[Record excerpts]
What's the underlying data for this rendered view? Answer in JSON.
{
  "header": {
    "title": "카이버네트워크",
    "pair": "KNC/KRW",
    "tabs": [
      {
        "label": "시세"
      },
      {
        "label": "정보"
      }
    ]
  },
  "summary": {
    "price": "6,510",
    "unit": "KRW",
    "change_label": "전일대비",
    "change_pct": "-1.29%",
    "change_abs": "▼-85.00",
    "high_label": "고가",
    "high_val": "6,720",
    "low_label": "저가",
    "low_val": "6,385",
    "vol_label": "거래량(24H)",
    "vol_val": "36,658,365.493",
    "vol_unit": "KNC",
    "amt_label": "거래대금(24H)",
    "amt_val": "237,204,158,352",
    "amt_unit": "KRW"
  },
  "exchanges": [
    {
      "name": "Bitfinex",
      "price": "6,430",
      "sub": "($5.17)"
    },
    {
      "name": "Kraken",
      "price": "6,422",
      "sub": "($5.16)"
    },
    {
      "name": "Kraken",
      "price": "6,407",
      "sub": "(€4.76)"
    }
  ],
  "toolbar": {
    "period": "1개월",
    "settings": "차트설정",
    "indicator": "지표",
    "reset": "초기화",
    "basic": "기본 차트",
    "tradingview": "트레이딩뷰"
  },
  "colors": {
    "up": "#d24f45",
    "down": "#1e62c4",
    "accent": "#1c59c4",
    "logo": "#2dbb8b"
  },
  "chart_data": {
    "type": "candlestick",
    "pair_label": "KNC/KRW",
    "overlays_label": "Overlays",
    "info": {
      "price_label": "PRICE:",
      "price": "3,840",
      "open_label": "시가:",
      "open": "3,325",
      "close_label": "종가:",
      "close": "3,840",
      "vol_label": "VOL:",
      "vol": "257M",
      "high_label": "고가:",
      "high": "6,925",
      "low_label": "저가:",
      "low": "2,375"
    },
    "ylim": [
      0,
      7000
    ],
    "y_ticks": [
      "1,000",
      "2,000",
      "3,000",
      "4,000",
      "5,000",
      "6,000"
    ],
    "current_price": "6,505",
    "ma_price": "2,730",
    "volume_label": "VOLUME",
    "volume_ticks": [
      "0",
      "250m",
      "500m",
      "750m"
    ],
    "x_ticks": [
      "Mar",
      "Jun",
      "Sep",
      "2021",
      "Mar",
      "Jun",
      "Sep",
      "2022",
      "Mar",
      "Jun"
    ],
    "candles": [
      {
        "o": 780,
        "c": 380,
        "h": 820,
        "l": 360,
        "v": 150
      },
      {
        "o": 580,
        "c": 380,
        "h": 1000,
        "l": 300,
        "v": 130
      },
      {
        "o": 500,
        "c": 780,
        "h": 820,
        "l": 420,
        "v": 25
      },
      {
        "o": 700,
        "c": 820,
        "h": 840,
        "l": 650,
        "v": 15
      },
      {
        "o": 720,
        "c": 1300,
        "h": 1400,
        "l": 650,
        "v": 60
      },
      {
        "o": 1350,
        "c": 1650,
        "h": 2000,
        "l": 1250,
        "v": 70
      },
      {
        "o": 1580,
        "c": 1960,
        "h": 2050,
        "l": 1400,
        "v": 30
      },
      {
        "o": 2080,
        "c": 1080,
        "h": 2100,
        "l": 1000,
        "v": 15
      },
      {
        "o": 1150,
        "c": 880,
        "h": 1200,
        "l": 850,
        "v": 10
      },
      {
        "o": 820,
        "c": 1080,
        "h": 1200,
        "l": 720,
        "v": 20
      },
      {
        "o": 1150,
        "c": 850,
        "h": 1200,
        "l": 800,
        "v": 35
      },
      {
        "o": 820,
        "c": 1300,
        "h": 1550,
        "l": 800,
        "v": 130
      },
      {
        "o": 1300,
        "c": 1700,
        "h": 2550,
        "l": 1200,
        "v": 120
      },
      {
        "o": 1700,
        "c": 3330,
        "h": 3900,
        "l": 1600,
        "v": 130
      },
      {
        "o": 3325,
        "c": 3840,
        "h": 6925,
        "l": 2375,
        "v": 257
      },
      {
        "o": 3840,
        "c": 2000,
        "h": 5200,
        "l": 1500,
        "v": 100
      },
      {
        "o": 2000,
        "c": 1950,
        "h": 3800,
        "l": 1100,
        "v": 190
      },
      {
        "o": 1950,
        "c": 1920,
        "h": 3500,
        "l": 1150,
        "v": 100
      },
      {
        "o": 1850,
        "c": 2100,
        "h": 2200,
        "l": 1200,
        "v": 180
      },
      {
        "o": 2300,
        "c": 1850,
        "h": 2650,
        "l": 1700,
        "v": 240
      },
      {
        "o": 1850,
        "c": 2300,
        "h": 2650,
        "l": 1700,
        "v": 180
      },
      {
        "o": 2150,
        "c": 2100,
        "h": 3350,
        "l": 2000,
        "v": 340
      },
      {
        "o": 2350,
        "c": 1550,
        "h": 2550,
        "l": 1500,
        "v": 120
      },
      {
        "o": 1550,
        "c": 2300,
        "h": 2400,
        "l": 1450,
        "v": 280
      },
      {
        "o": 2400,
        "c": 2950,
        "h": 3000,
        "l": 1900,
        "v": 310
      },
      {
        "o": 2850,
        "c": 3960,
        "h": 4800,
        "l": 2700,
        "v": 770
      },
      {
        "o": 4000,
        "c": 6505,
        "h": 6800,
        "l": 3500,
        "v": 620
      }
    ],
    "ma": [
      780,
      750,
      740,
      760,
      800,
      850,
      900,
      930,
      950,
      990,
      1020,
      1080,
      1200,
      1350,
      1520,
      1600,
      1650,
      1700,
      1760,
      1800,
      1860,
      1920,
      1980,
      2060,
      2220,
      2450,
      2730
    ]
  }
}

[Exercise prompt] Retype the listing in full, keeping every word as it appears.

[Expected output]
What's the underlying data for this rendered view? Answer in JSON.
{
  "header": {
    "title": "카이버네트워크",
    "pair": "KNC/KRW",
    "tabs": [
      {
        "label": "시세"
      },
      {
        "label": "정보"
      }
    ]
  },
  "summary": {
    "price": "6,510",
    "unit": "KRW",
    "change_label": "전일대비",
    "change_pct": "-1.29%",
    "change_abs": "▼-85.00",
    "high_label": "고가",
    "high_val": "6,720",
    "low_label": "저가",
    "low_val": "6,385",
    "vol_label": "거래량(24H)",
    "vol_val": "36,658,365.493",
    "vol_unit": "KNC",
    "amt_label": "거래대금(24H)",
    "amt_val": "237,204,158,352",
    "amt_unit": "KRW"
  },
  "exchanges": [
    {
      "name": "Bitfinex",
      "price": "6,430",
      "sub": "($5.17)"
    },
    {
      "name": "Kraken",
      "price": "6,422",
      "sub": "($5.16)"
    },
    {
      "name": "Kraken",
      "price": "6,407",
      "sub": "(€4.76)"
    }
  ],
  "toolbar": {
    "period": "1개월",
    "settings": "차트설정",
    "indicator": "지표",
    "reset": "초기화",
    "basic": "기본 차트",
    "tradingview": "트레이딩뷰"
  },
  "colors": {
    "up": "#d24f45",
    "down": "#1e62c4",
    "accent": "#1c59c4",
    "logo": "#2dbb8b"
  },
  "chart_data": {
    "type": "candlestick",
    "pair_label": "KNC/KRW",
    "overlays_label": "Overlays",
    "info": {
      "price_label": "PRICE:",
      "price": "3,840",
      "open_label": "시가:",
      "open": "3,325",
      "close_label": "종가:",
      "close": "3,840",
      "vol_label": "VOL:",
      "vol": "257M",
      "high_label": "고가:",
      "high": "6,925",
      "low_label": "저가:",
      "low": "2,375"
    },
    "ylim": [
      0,
      7000
    ],
    "y_ticks": [
      "1,000",
      "2,000",
      "3,000",
      "4,000",
      "5,000",
      "6,000"
    ],
    "current_price": "6,505",
    "ma_price": "2,730",
    "volume_label": "VOLUME",
    "volume_ticks": [
      "0",
      "250m",
      "500m",
      "750m"
    ],
    "x_ticks": [
      "Mar",
      "Jun",
      "Sep",
      "2021",
      "Mar",
      "Jun",
      "Sep",
      "2022",
      "Mar",
      "Jun"
    ],
    "candles": [
      {
        "o": 780,
        "c": 380,
        "h": 820,
        "l": 360,
        "v": 150
      },
      {
        "o": 580,
        "c": 380,
        "h": 1000,
        "l": 300,
        "v": 130
      },
      {
        "o": 500,
        "c": 780,
        "h": 820,
        "l": 420,
        "v": 25
      },
      {
        "o": 700,
        "c": 820,
        "h": 840,
        "l": 650,
        "v": 15
      },
      {
        "o": 720,
        "c": 1300,
        "h": 1400,
        "l": 650,
        "v": 60
      },
      {
        "o": 1350,
        "c": 1650,
        "h": 2000,
        "l": 1250,
        "v": 70
      },
      {
        "o": 1580,
        "c": 1960,
        "h": 2050,
        "l": 1400,
        "v": 30
      },
      {
        "o": 2080,
        "c": 1080,
        "h": 2100,
        "l": 1000,
        "v": 15
      },
      {
        "o": 1150,
        "c": 880,
        "h": 1200,
        "l": 850,
        "v": 10
      },
      {
        "o": 820,
        "c": 1080,
        "h": 1200,
        "l": 720,
        "v": 20
      },
      {
        "o": 1150,
        "c": 850,
        "h": 1200,
        "l": 800,
        "v": 35
      },
      {
        "o": 820,
        "c": 1300,
        "h": 1550,
        "l": 800,
        "v": 130
      },
      {
        "o": 1300,
        "c": 1700,
        "h": 2550,
        "l": 1200,
        "v": 120
      },
      {
        "o": 1700,
        "c": 3330,
        "h": 3900,
        "l": 1600,
        "v": 130
      },
      {
        "o": 3325,
        "c": 3840,
        "h": 6925,
        "l": 2375,
        "v": 257
      },
      {
        "o": 3840,
        "c": 2000,
        "h": 5200,
        "l": 1500,
        "v": 100
      },
      {
        "o": 2000,
        "c": 1950,
        "h": 3800,
        "l": 1100,
        "v": 190
      },
      {
        "o": 1950,
        "c": 1920,
        "h": 3500,
        "l": 1150,
        "v": 100
      },
      {
        "o": 1850,
        "c": 2100,
        "h": 2200,
        "l": 1200,
        "v": 180
      },
      {
        "o": 2300,
        "c": 1850,
        "h": 2650,
        "l": 1700,
        "v": 240
      },
      {
        "o": 1850,
        "c": 2300,
        "h": 2650,
        "l": 1700,
        "v": 180
      },
      {
        "o": 2150,
        "c": 2100,
        "h": 3350,
        "l": 2000,
        "v": 340
      },
      {
        "o": 2350,
        "c": 1550,
        "h": 2550,
        "l": 1500,
        "v": 120
      },
      {
        "o": 1550,
        "c": 2300,
        "h": 2400,
        "l": 1450,
        "v": 280
      },
      {
        "o": 2400,
        "c": 2950,
        "h": 3000,
        "l": 1900,
        "v": 310
      },
      {
        "o": 2850,
        "c": 3960,
        "h": 4800,
        "l": 2700,
        "v": 770
      },
      {
        "o": 4000,
        "c": 6505,
        "h": 6800,
        "l": 3500,
        "v": 620
      }
    ],
    "ma": [
      780,
      750,
      740,
      760,
      800,
      850,
      900,
      930,
      950,
      990,
      1020,
      1080,
      1200,
      1350,
      1520,
      1600,
      1650,
      1700,
      1760,
      1800,
      1860,
      1920,
      1980,
      2060,
      2220,
      2450,
      2730
    ]
  }
}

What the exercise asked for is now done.